Heat and smoke have gripped the North Okanagan, and the City of Vernon is encouraging residents, businesses and visitors to take steps for their health amid the dog days of summer.
Environment Canada has issued a heat warning and special air quality statement for the Okanagan Valley, including Vernon. Over the next few days, the weather agency is forecasting daytime highs between 35 and 40 degrees Celsius with overnight lows near 18. The region is also expected to be impacted by wildfire smoke over the next 24 to 48 hours.
For those looking for a place to stay cool while escaping the smoke, the city is highlighting a number of indoor public facilities that are available free of charge.
Those facilities include:
• Public walking at Kal Tire Place (3445 43rd Ave.)
• Vernon Aquatic and Recreation Centre (3310 37th Ave.)
• Okanagan Regional Library, Vernon branch (2800 30th Ave.)
There are several locations where people can find public access to drinking water. For information and a map of the locations, visit vernon.ca/drinkingwater.
There are also several locations where people can bring their dogs in the Greater Vernon area, including some local beaches. Tourism Vernon has put together a list of the various parks, beaches and trails where dogs can go to also find some shade or splash in the water. A map of these locations is available at tourismvernon.com. On and off-leash areas are noted on the map.
The Okanagan Indian Band Health Department has opened three cooling stations from Aug. 14-17, from noon to 8 p.m. The cooling stations are the New Horizon building, the Bluebird building and the Round Lake/Salmon River building.
Interior Health and the BC Centre for Disease Control recommend taking specific steps to stay cool and hydrated to prevent heat-related illness, including:
• Drink water regularly, before you start to feel thirsty
• Seek shade or cool indoor locations, avoid direct mid-day sun
• Wear loose protective clothing and a hat, sunscreen and UV-protective eyewear
• Plan your outdoor activity before 11 a.m. or after 4 p.m., to avoid the most intense sun, and take it slow with plenty of rest breaks
• Never leave people or pets alone in a parked car. Temperatures can rise rapidly and become much hotter than the outside temperature
• Cover windows during the day and open them in the evening if you can get a breeze through your home

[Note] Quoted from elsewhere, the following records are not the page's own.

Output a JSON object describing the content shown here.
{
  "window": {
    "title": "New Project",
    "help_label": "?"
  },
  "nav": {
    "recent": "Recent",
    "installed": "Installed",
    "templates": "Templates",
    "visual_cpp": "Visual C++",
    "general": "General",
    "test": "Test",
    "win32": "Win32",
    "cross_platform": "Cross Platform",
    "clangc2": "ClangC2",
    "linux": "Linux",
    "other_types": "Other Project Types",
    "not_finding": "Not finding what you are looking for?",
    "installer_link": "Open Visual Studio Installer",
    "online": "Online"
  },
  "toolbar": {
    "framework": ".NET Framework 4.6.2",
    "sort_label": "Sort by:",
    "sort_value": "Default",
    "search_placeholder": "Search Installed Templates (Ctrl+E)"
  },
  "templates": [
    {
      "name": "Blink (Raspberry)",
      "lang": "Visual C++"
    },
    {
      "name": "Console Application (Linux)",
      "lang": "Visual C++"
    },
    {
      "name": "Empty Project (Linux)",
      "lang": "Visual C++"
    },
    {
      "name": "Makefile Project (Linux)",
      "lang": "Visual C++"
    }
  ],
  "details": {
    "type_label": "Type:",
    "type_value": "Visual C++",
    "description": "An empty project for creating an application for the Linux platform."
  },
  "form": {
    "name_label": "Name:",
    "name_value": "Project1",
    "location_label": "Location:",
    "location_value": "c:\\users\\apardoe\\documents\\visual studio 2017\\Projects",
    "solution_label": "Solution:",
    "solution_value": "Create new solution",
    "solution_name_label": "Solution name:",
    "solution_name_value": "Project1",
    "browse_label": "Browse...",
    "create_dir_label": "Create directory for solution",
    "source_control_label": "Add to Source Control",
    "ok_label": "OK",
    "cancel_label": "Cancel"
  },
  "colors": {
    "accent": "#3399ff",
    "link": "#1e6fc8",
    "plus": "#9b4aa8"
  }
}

• Use air conditioning (if available) to take the edge off the heat, but be careful not to over-cool your space
• If you don’t have air conditioning, seek shelter in the coolest room of your home and use a fan
• Regularly check on relatives, friends and neighbours to see how they’re doing; particularly older adults, infants and children, those doing a lot of physical activity or working outside, and those with underlying health conditions
For those planning to spend time outside, the city offers a reminder to check the forecast and be prepared with safety items and plenty of water.